DHS’S ALEX BARTOLIC ADDRESSES SERVICE CHALLENGES
May 25, 2016
Posted on May 25, 2016
As human services professionals, the people we serve, and their supporters may likely agree, this is a time of unprecedented change in terms of public policies at all levels related to supports for people who have disabilities.
Rise President Lynn Noren (LN, left) sat down with Alex Bartolic (AB, right), director of the Disability Services Division for the Minnesota Department of Human Services (DHS), to discuss how the state and agencies like Rise can work together to address future needs.

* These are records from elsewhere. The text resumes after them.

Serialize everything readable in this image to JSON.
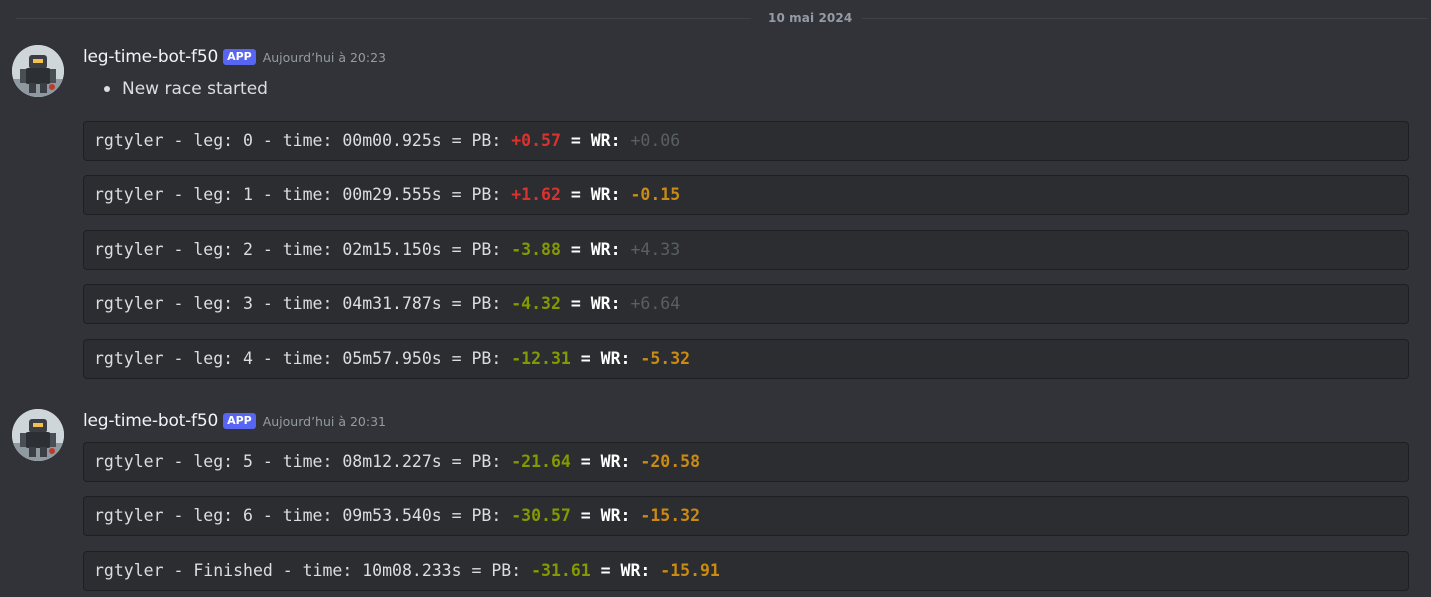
{
  "date_divider": "10 mai 2024",
  "messages": [
    {
      "username": "leg-time-bot-f50",
      "badge": "APP",
      "timestamp": "Aujourd’hui à 20:23",
      "bullet": "New race started",
      "lines": [
        {
          "prefix": "rgtyler - leg: 0 - time: 00m00.925s = PB: ",
          "pb": "+0.57",
          "pb_color": "red",
          "sep": " = ",
          "wr_label": "WR:",
          "wr": "+0.06",
          "wr_color": "gray"
        },
        {
          "prefix": "rgtyler - leg: 1 - time: 00m29.555s = PB: ",
          "pb": "+1.62",
          "pb_color": "red",
          "sep": " = ",
          "wr_label": "WR:",
          "wr": "-0.15",
          "wr_color": "orange"
        },
        {
          "prefix": "rgtyler - leg: 2 - time: 02m15.150s = PB: ",
          "pb": "-3.88",
          "pb_color": "green",
          "sep": " = ",
          "wr_label": "WR:",
          "wr": "+4.33",
          "wr_color": "gray"
        },
        {
          "prefix": "rgtyler - leg: 3 - time: 04m31.787s = PB: ",
          "pb": "-4.32",
          "pb_color": "green",
          "sep": " = ",
          "wr_label": "WR:",
          "wr": "+6.64",
          "wr_color": "gray"
        },
        {
          "prefix": "rgtyler - leg: 4 - time: 05m57.950s = PB: ",
          "pb": "-12.31",
          "pb_color": "green",
          "sep": " = ",
          "wr_label": "WR:",
          "wr": "-5.32",
          "wr_color": "orange"
        }
      ]
    },
    {
      "username": "leg-time-bot-f50",
      "badge": "APP",
      "timestamp": "Aujourd’hui à 20:31",
      "lines": [
        {
          "prefix": "rgtyler - leg: 5 - time: 08m12.227s = PB: ",
          "pb": "-21.64",
          "pb_color": "green",
          "sep": " = ",
          "wr_label": "WR:",
          "wr": "-20.58",
          "wr_color": "orange"
        },
        {
          "prefix": "rgtyler - leg: 6 - time: 09m53.540s = PB: ",
          "pb": "-30.57",
          "pb_color": "green",
          "sep": " = ",
          "wr_label": "WR:",
          "wr": "-15.32",
          "wr_color": "orange"
        },
        {
          "prefix": "rgtyler - Finished - time: 10m08.233s = PB: ",
          "pb": "-31.61",
          "pb_color": "green",
          "sep": " = ",
          "wr_label": "WR:",
          "wr": "-15.91",
          "wr_color": "orange"
        }
      ]
    }
  ]
}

LN: Rise is working hard to strategically plan and move forward with services that will meet the needs of the community, and we are proud to be active participants in public policy development. But it is often challenging to be nimble enough to adjust our business model to reflect the changes as we work to meet the many different needs of the people we serve.
AB: Change can be uncomfortable, confusing, and even overwhelming at times. After decades of progress to support people with disabilities, Minnesota is continuing to reform its services while it responds to new change drivers, including the Minnesota Olmstead Plan implementation and new Center for Medicare/Medicaid Services (CMS) requirements.
While our system continues to provide high-quality support to people with disabilities, people’s desires and expectations have evolved. We learn a lot about what the system needs to look like by focusing on one person at a time, and what that person wants for his or her life. With what we are learning, we are honing our priorities to best reflect those needed changes.
LN: Person-centeredness seems to be at the core of all of the new policy direction. Rise appreciates being chosen by DHS to be among the first agencies to receive Person-Centered Training (PCT) for our entire team. As an organization, we have embraced the concepts and find that PCT tools are changing the way we work and our Rise’s culture in exciting ways.
AB: We are learning so much from Rise and other organizations participating in PCT about new ways to support and balance what is important to a person—what they believe adds to their quality of life—and what is important for a person—to stay healthy, safe and well. Services and supports must reflect this balance. DHS staff from across the organization are also going through PCT training to further energize this cultural change and enhance how we all work together.
LN: At Rise, we are all about planning strategically while at the same time encouraging innovation – which we hope will effect good outcomes.
This article appears in the June 2016 issue of the Rise Reporter.